According to Sky Sports News, Premier League players and employees across the country are being warned of the potential risks of participating in the Fantasy Premier League.

Following are the most recent high profile cases where team messages could be leaked to opponents.

Sky Sports News reported Monday that new software, or “bots”, was used to scan any changes made to teams by people who work in football clubs – information that is then automatically posted on social media.

According to the rules of the Fantasy Premier League, participants must make changes to their team (substitutions or transfers) 90 minutes before the first game of a game week.

This could mean posting information prior to a game on a Friday night pointing to the team news of a Premier League team playing on a Saturday or Sunday – or worse, a full 73 hours before two teams play football on Monday night.

Jack Grealish missed Aston Villa’s loss to Leicester on Sunday, and a Twitter account had seen him removed from some Villa players’ fantasy teams

Now, officials from several top clubs have told Sky Sports News that, although the game has not been banned on the training grounds, players and staff should avoid adding players from their own clubs to their Fantasy League teams in order for them to do so . Don’t accidentally overlook confidential team messages.

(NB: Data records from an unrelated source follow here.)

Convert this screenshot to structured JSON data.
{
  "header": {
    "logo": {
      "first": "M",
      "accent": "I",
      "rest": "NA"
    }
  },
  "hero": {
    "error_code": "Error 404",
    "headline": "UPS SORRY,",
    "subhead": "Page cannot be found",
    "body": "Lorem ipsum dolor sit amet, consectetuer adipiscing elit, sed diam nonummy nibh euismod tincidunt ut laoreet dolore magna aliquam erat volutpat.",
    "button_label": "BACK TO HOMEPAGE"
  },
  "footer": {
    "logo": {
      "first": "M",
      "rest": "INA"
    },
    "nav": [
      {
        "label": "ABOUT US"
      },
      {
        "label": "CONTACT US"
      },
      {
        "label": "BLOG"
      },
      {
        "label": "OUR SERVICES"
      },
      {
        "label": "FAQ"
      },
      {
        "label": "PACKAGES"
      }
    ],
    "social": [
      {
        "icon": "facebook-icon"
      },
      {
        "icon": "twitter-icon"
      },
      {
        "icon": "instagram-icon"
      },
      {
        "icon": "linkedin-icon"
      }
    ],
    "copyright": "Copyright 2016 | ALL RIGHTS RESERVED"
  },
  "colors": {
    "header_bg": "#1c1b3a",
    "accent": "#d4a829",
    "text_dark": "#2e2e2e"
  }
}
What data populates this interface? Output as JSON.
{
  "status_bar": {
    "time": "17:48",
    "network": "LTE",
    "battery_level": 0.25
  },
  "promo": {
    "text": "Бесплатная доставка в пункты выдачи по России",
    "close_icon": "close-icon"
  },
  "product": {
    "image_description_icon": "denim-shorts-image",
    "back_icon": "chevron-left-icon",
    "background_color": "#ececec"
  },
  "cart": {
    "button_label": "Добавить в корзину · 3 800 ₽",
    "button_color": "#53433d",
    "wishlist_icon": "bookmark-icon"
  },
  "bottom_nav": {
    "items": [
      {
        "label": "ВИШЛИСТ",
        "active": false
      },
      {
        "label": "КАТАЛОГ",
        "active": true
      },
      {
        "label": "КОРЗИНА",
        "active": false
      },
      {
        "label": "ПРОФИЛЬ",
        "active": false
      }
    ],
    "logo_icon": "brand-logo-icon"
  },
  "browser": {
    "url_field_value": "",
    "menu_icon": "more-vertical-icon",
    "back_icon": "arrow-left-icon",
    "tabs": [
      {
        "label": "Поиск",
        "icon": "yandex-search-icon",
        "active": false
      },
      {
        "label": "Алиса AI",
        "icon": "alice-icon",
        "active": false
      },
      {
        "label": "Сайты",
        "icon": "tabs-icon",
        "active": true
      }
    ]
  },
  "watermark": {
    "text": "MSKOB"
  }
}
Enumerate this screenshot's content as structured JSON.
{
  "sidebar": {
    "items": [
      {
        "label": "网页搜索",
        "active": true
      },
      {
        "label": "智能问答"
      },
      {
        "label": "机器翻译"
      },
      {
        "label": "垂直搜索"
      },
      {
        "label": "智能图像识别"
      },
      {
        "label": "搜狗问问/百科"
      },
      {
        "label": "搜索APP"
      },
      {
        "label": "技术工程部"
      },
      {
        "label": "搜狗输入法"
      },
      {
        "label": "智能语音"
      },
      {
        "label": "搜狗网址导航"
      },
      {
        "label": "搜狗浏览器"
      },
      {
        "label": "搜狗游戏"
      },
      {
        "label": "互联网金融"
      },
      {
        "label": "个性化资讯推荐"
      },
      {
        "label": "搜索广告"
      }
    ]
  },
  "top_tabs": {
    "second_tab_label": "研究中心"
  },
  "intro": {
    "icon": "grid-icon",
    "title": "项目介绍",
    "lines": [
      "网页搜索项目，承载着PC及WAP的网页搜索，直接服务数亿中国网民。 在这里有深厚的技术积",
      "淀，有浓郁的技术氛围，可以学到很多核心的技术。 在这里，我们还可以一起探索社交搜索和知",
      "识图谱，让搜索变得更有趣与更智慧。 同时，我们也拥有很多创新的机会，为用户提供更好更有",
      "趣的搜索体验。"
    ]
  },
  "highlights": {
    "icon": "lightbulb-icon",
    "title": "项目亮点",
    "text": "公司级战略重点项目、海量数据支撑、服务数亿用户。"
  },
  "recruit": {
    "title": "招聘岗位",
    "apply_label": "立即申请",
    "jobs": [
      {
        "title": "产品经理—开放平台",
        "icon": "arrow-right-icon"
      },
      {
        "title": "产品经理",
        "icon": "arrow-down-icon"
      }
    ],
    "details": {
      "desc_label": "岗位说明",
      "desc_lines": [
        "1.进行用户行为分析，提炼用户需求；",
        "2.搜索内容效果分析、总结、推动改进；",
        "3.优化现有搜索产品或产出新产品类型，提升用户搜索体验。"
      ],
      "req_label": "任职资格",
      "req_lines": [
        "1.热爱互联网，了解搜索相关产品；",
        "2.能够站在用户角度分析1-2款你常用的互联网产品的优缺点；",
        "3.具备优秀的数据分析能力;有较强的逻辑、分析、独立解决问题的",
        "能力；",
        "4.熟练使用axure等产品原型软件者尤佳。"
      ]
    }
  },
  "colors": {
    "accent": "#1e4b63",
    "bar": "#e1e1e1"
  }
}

Sky Sports News reached out to all 20 Premier League teams to ask for anonymous feedback.

One club said a number of junior staff – such as those involved in statistical analysis or physical therapy support – had no idea that they were being attacked by the software or that their changes on the fantasy team could be used to send team news to give to others.

Another club said team news is a closely guarded secret and so they would look back on the subject to make sure no opponent could gain a competitive advantage.

An official from a third unnamed club said he did not believe participating in the Fantasy Premier League was up to the standards expected by football professionals and they would convey that belief to the squad and support staff.

A fourth club told Sky Sports News that they are aware of the potential pitfalls but hopes recent publicity on the issue has “focused” the minds of their players and staff who they trust are using “common sense” .

A fifth club official said he had applied new terms and conditions to those within the club who play the game, as well as new guidelines on what to avoid.

Two other Premier League clubs told Sky Sports News that they see no problem with the game and would not make any changes to their rules or guidelines at this point.